Self-care plays a vital role in managing anxiety and restoring motivation. Engaging in activities that promote relaxation and well-being, such as meditation, deep breathing exercises, or engaging in hobbies, can help reduce anxiety symptoms and increase motivation levels. Taking time for oneself, even in the midst of a busy schedule, is essential for maintaining overall mental health and combating anxiety-induced lack of motivation.
Can anxiety cause a lack of motivation?
Yes, anxiety can indeed cause a lack of motivation. People experiencing anxiety often feel overwhelmed, stressed, and preoccupied with worry, which can make it difficult to find the energy and drive to engage in daily activities or pursue goals. Anxiety can create a cycle of negative thoughts and emotions that drain motivation, leaving individuals feeling stuck and unmotivated to take action.
How does anxiety affect motivation?
Anxiety can affect motivation in several ways. Firstly, anxiety can lead to the excessive production of stress hormones, such as cortisol, which can make individuals feel mentally and physically depleted. This state of chronic stress can significantly reduce motivation levels. Additionally, anxiety often causes people to ruminate excessively on potential negative outcomes, creating a sense of fear and apprehension. This constant focus on worst-case scenarios can make individuals feel paralyzed or incapable of taking action, leading to a lack of motivation.
Can anxiety-related lack of motivation be temporary?
Yes, the lack of motivation caused by anxiety can be temporary. While chronic anxiety can have a prolonged impact on motivation, with appropriate management and treatment, individuals can regain their motivation over time. Seeking professional help, such as therapy and medication if necessary, developing coping mechanisms, practicing self-care, and adopting healthy lifestyle habits can all contribute to managing anxiety symptoms and restoring motivation.
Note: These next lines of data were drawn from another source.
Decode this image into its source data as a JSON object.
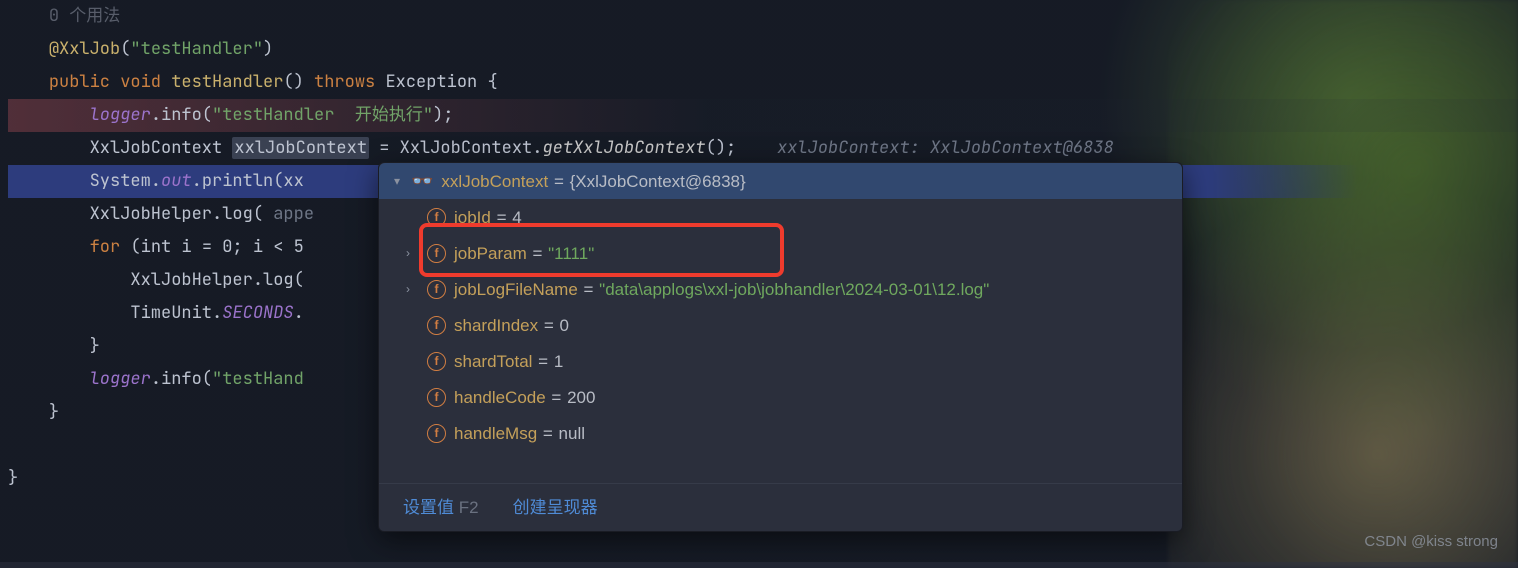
{
  "code": {
    "usages_hint": "0 个用法",
    "annotation_name": "@XxlJob",
    "annotation_value": "\"testHandler\"",
    "method_sig_public": "public void",
    "method_name": "testHandler",
    "method_throws": " throws ",
    "exception": "Exception",
    "logger_var": "logger",
    "info_call": ".info(",
    "log_start_str": "\"testHandler  开始执行\"",
    "ctx_type": "XxlJobContext",
    "ctx_var": "xxlJobContext",
    "ctx_assign": " = XxlJobContext.",
    "ctx_static": "getXxlJobContext",
    "ctx_inline_hint": "xxlJobContext: XxlJobContext@6838",
    "println_pre": "System.",
    "println_out": "out",
    "println_post": ".println(xx",
    "helper": "XxlJobHelper",
    "helper_log": ".log(",
    "helper_param_hint": "appe",
    "for_kw": "for",
    "for_rest": " (int i = 0; i < 5",
    "inner_log_call": ".log(",
    "timeunit": "TimeUnit.",
    "seconds": "SECONDS",
    "logger_end_str": "\"testHand"
  },
  "popup": {
    "root_name": "xxlJobContext",
    "root_value": "{XxlJobContext@6838}",
    "items": [
      {
        "name": "jobId",
        "value": "4",
        "str": false,
        "expandable": false
      },
      {
        "name": "jobParam",
        "value": "\"1111\"",
        "str": true,
        "expandable": true
      },
      {
        "name": "jobLogFileName",
        "value": "\"data\\applogs\\xxl-job\\jobhandler\\2024-03-01\\12.log\"",
        "str": true,
        "expandable": true
      },
      {
        "name": "shardIndex",
        "value": "0",
        "str": false,
        "expandable": false
      },
      {
        "name": "shardTotal",
        "value": "1",
        "str": false,
        "expandable": false
      },
      {
        "name": "handleCode",
        "value": "200",
        "str": false,
        "expandable": false
      },
      {
        "name": "handleMsg",
        "value": "null",
        "str": false,
        "expandable": false
      }
    ],
    "footer_set": "设置值",
    "footer_key": "F2",
    "footer_create": "创建呈现器"
  },
  "watermark": "CSDN @kiss strong"
}
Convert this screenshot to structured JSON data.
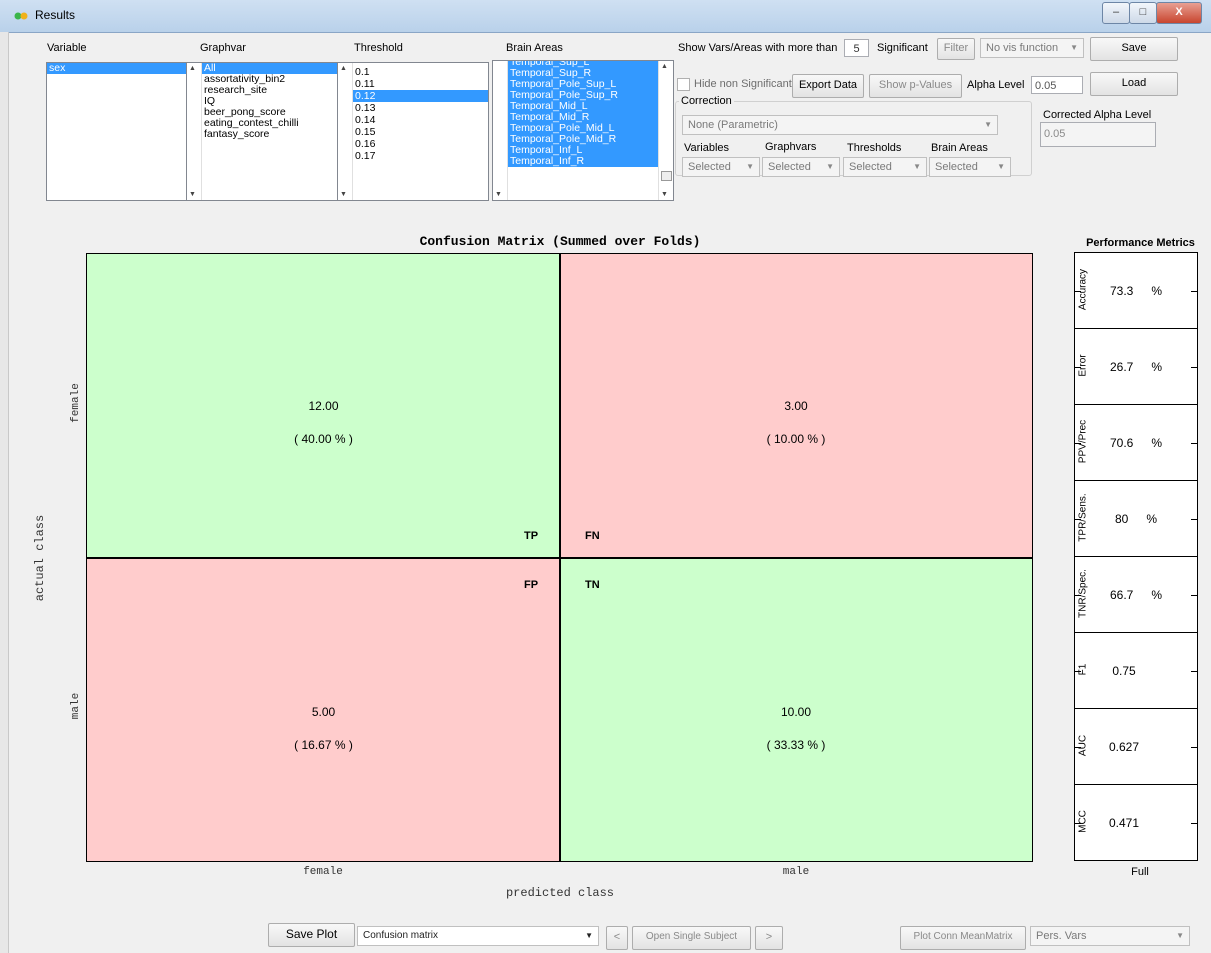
{
  "window": {
    "title": "Results",
    "minimize": "–",
    "maximize": "□",
    "close": "X"
  },
  "top": {
    "variable": {
      "label": "Variable",
      "items": [
        "sex"
      ],
      "selected": "sex"
    },
    "graphvar": {
      "label": "Graphvar",
      "items": [
        "All",
        "assortativity_bin2",
        "research_site",
        "IQ",
        "beer_pong_score",
        "eating_contest_chilli",
        "fantasy_score"
      ],
      "selected": "All"
    },
    "threshold": {
      "label": "Threshold",
      "items": [
        "0.1",
        "0.11",
        "0.12",
        "0.13",
        "0.14",
        "0.15",
        "0.16",
        "0.17"
      ],
      "selected": "0.12"
    },
    "brain_areas": {
      "label": "Brain Areas",
      "items": [
        "Temporal_Sup_L",
        "Temporal_Sup_R",
        "Temporal_Pole_Sup_L",
        "Temporal_Pole_Sup_R",
        "Temporal_Mid_L",
        "Temporal_Mid_R",
        "Temporal_Pole_Mid_L",
        "Temporal_Pole_Mid_R",
        "Temporal_Inf_L",
        "Temporal_Inf_R"
      ]
    },
    "show_vars_label": "Show Vars/Areas with more than",
    "show_vars_value": "5",
    "significant_label": "Significant",
    "filter_btn": "Filter",
    "vis_function": "No vis function",
    "save_btn": "Save",
    "load_btn": "Load",
    "hide_nonsig_label": "Hide non Significant",
    "export_btn": "Export Data",
    "show_p_btn": "Show p-Values",
    "alpha_label": "Alpha Level",
    "alpha_value": "0.05",
    "correction": {
      "label": "Correction",
      "method": "None  (Parametric)",
      "variables_label": "Variables",
      "graphvars_label": "Graphvars",
      "thresholds_label": "Thresholds",
      "brain_areas_label": "Brain Areas",
      "variables_value": "Selected",
      "graphvars_value": "Selected",
      "thresholds_value": "Selected",
      "brain_areas_value": "Selected"
    },
    "corrected_alpha_label": "Corrected Alpha Level",
    "corrected_alpha_value": "0.05"
  },
  "matrix": {
    "title": "Confusion Matrix (Summed over Folds)",
    "ylabel": "actual class",
    "xlabel": "predicted class",
    "row_labels": [
      "female",
      "male"
    ],
    "col_labels": [
      "female",
      "male"
    ],
    "cells": {
      "tp": {
        "value": "12.00",
        "pct": "( 40.00  % )",
        "tag": "TP"
      },
      "fn": {
        "value": "3.00",
        "pct": "( 10.00  % )",
        "tag": "FN"
      },
      "fp": {
        "value": "5.00",
        "pct": "( 16.67  % )",
        "tag": "FP"
      },
      "tn": {
        "value": "10.00",
        "pct": "( 33.33  % )",
        "tag": "TN"
      }
    },
    "colors": {
      "correct": "#ccffcc",
      "wrong": "#ffcccc"
    }
  },
  "metrics": {
    "title": "Performance Metrics",
    "xlabel": "Full",
    "rows": [
      {
        "label": "Accuracy",
        "value": "73.3",
        "unit": "%"
      },
      {
        "label": "Error",
        "value": "26.7",
        "unit": "%"
      },
      {
        "label": "PPV/Prec",
        "value": "70.6",
        "unit": "%"
      },
      {
        "label": "TPR/Sens.",
        "value": "80",
        "unit": "%"
      },
      {
        "label": "TNR/Spec.",
        "value": "66.7",
        "unit": "%"
      },
      {
        "label": "F1",
        "value": "0.75",
        "unit": ""
      },
      {
        "label": "AUC",
        "value": "0.627",
        "unit": ""
      },
      {
        "label": "MCC",
        "value": "0.471",
        "unit": ""
      }
    ]
  },
  "bottom": {
    "save_plot": "Save Plot",
    "plot_type": "Confusion matrix",
    "prev": "<",
    "open_single": "Open Single Subject",
    "next": ">",
    "plot_conn": "Plot Conn MeanMatrix",
    "pers_vars": "Pers. Vars"
  }
}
Are there different types of anxiety disorders that can impact motivation?
Yes, various types of anxiety disorders can impact motivation. Generalized Anxiety Disorder (GAD) is characterized by excessive worry and fear about everyday situations, which can drain motivation. Social Anxiety Disorder can make individuals fear judgment and evaluation from others, leading to avoidance behaviors that can impede motivation. Additionally, panic disorder, specific phobias, and post-traumatic stress disorder (PTSD) can all generate anxiety-related symptoms that may contribute to a lack of motivation.
How can individuals with anxiety-induced lack of motivation regain their motivation?
Regaining motivation when affected by anxiety may require a multi-faceted approach. Firstly, seeking professional help from a mental health provider, such as a therapist or psychiatrist, can provide guidance, support, and appropriate treatment options. Developing coping mechanisms to manage anxiety symptoms, such as deep breathing exercises, mindfulness techniques, and progressive muscle relaxation, can also be helpful. Prioritizing self-care and engaging in activities that bring joy and relaxation can contribute to reducing anxiety and rekindling motivation. Additionally, setting small, achievable goals, breaking tasks into manageable steps, and celebrating small victories can help individuals gradually regain motivation and build momentum over time.